October 28, 2016
This blog post originally appeared on AFL-CIO Now.
North Carolina, the beautiful battleground
North Carolina is a beautiful state. We’ve got mountains, beaches and the biggest battleground of the 2016 election. Here are five reasons why the outcome on Nov. 8 matters:
1. Win North Carolina and Wave Goodbye to Donald Trump: The battle for North Carolina could be the one that wins the electoral war for Hillary Clinton and saves the United States (and the world) from the unmitigated disaster that would be a Trump presidency. If Donald Trump loses North Carolina, his campaign for president is over.
2. Control of the U.S. Senate Could Come Down to North Carolina: As president, Hillary Clinton is going to need Democrats to control the U.S. Senate in order to introduce her legislative agenda and to confirm her appointments and nominations—especially nominations to fill vacancies on the Supreme Court. A victory for working people’s endorsed U.S. Senate candidate Deborah Ross would bring to an end the do-nothing, block-everything Republican Senate majority.
Ross has turned what many expected to be an easy re-election campaign for her Republican opponent, Richard Burr, into the most hotly contested Senate race in the country. A past director of the ACLU of North Carolina and a former state lawmaker in Raleigh, Ross has proven herself to be a savvy campaigner in a state with an increasingly diverse electorate turned off by years of legislative extremism and the toxic candidacy of Donald Trump.
3. Ending the Parade of “Worsts”: Since Republicans captured the governorship and used control over redistricting to gerrymander legislative super majorities in 2012, North Carolina has made news repeatedly for the worst reasons, passing laws and enacting policies regarded by many as among the most regressive, extreme and punitive in the nation:
- The worst voter suppression law, key provisions of which the 4th U.S. Circuit Court of Appeals struck down as racist.
- Cuts to unemployment benefits now among the worst in the nation.
- Three of the 10 worst congressional district gerrymanders, also struck down as racist (ditto state legislative districts).
- Eighth worst in the country for teacher pay.
- Fourth worst for having a dying middle class.
4. And Then There’s HB2: Whoever people thought North Carolina Gov. Pat McCrory was in his former political life—the LGBTQ community knew better than to call him a moderate—he showed his true colors by signing House Bill 2 (HB2).
HB2 requires transgendered men, women and students to ignore their gender identity and use public bathrooms matching the sex on their birth certificates, but its provisions went well beyond bathrooms. It invalidated every local non-discrimination ordinance in North Carolina—replacing them all with a statewide policy that notably does not include LGBTQ people and specifies its safeguards against sex discrimination apply only to “biological sex.”

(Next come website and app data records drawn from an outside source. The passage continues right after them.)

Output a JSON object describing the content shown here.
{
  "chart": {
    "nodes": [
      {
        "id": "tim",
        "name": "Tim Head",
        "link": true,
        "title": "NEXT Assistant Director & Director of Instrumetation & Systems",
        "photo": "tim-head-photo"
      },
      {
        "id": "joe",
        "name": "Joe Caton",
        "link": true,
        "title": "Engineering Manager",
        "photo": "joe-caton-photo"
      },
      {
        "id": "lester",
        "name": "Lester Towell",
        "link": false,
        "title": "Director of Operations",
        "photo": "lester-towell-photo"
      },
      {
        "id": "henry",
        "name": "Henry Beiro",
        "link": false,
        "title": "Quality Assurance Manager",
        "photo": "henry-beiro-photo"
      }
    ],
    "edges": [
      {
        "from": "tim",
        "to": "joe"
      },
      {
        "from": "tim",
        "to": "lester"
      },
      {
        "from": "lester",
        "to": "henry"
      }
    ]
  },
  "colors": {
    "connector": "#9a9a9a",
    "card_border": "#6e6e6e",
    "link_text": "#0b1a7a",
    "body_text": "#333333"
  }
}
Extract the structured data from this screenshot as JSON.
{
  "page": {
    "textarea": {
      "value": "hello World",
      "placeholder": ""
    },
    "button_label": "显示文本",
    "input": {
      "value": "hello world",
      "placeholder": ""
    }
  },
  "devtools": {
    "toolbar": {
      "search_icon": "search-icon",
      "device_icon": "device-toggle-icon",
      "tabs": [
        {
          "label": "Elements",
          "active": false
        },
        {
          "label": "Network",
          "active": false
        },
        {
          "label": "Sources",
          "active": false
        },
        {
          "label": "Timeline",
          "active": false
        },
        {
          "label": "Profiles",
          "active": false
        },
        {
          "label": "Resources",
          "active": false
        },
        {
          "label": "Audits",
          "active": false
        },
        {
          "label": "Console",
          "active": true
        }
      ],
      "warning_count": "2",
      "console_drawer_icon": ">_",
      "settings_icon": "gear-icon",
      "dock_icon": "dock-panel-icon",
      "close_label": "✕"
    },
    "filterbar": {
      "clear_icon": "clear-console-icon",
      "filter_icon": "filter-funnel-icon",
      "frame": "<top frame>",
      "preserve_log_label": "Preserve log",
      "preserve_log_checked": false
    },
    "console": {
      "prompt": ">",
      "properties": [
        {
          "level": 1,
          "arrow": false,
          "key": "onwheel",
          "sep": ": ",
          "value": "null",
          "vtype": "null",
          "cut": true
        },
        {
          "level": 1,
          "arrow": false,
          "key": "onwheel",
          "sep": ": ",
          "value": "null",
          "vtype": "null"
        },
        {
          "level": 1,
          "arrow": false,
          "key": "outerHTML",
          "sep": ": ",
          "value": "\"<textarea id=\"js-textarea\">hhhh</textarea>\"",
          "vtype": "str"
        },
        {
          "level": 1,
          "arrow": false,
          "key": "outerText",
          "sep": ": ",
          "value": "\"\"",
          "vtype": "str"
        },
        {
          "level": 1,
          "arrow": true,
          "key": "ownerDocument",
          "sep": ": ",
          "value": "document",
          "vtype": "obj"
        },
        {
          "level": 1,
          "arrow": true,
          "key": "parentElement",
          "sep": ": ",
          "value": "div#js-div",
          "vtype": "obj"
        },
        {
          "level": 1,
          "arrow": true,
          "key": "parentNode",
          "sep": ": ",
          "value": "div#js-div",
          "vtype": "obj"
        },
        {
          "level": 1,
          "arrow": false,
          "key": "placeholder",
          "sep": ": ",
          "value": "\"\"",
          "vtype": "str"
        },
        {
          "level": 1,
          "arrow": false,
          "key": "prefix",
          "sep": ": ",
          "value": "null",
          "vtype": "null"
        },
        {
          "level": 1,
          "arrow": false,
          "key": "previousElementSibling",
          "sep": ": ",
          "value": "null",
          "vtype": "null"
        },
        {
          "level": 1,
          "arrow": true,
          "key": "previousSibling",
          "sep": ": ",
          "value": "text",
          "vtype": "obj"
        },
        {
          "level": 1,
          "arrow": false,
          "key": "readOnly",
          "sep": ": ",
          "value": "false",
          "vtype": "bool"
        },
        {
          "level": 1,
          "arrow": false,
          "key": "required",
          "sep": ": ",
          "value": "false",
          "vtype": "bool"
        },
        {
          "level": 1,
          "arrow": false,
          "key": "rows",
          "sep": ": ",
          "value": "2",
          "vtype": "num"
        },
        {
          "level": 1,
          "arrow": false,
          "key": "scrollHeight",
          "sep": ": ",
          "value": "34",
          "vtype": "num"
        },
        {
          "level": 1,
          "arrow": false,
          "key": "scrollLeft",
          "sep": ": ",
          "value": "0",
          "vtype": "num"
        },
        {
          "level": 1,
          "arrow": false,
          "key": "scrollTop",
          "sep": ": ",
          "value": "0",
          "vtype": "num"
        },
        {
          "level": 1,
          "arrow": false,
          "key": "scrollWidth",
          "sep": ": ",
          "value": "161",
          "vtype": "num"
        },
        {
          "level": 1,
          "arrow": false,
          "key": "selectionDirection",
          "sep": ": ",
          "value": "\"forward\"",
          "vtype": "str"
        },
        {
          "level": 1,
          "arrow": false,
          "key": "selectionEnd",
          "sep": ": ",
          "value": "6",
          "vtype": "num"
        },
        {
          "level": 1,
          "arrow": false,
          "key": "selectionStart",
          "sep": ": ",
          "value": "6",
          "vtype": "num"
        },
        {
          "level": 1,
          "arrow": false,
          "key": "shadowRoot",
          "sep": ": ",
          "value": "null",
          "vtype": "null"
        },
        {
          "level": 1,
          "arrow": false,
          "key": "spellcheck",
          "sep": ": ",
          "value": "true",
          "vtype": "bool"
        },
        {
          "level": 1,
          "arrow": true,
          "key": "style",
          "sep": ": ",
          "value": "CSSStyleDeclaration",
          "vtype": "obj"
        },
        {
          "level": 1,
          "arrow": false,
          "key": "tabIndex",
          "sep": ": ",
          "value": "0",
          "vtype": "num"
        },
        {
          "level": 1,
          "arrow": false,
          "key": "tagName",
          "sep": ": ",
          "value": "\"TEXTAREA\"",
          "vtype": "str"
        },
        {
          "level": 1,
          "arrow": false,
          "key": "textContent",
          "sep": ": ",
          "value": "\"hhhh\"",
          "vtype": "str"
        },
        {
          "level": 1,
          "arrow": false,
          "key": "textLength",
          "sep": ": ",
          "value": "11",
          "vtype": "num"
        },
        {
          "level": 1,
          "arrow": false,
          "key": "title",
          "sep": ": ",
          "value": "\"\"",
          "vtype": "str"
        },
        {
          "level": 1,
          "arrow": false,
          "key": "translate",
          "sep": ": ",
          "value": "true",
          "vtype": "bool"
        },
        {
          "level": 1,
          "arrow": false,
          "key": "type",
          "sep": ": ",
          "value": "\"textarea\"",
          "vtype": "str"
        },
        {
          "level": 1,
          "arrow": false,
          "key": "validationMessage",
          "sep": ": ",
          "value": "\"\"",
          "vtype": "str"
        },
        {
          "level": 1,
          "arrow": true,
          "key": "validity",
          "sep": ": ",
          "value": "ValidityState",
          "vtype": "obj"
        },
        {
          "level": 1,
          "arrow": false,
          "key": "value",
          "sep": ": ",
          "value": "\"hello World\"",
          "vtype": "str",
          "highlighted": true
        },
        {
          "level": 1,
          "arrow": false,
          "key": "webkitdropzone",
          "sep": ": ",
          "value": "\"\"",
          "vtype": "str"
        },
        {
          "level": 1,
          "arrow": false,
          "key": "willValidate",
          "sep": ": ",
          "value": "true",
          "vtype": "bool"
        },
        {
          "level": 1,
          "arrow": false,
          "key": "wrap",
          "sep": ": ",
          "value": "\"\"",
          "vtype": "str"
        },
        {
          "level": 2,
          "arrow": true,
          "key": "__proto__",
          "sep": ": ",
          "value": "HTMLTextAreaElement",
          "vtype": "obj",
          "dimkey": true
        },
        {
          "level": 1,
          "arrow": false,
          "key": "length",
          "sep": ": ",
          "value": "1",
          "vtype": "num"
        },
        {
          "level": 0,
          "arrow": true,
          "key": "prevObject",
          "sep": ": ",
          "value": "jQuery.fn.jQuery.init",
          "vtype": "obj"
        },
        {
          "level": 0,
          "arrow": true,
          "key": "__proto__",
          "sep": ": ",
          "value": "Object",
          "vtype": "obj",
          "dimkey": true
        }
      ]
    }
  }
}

HB2 went further, forbidding municipalities from requiring employers with whom they spend our tax dollars to pay living wages, offer paid leave, or not discriminate, and it dramatically restricted workers’ right to sue in state court if fired because of their religion, race, color, national origin, age, sex or disability.
The fallout from HB2 has cost North Carolina dearly. Millions upon millions of dollars in work and good-paying jobs have been lost and continue to be lost because employers like PayPal and Deutsche Bank, and organizations like the NBA, NCAA and ACC refuse to open business, do business, or hold events in our state.
5. North Carolina is the Future: North Carolina is the ninth most populous state in the country and is growing in political influence. Big wins in the state in November can set the stage for future wins in the voting booth and in the workplace. By building a movement here and organizing more working people into unions, we can advance policies to help working families and send more pro-labor representatives to Congress. And that’s good for all of us.
Check out the NC Labor 2016 Voter Guide for more info about the election here.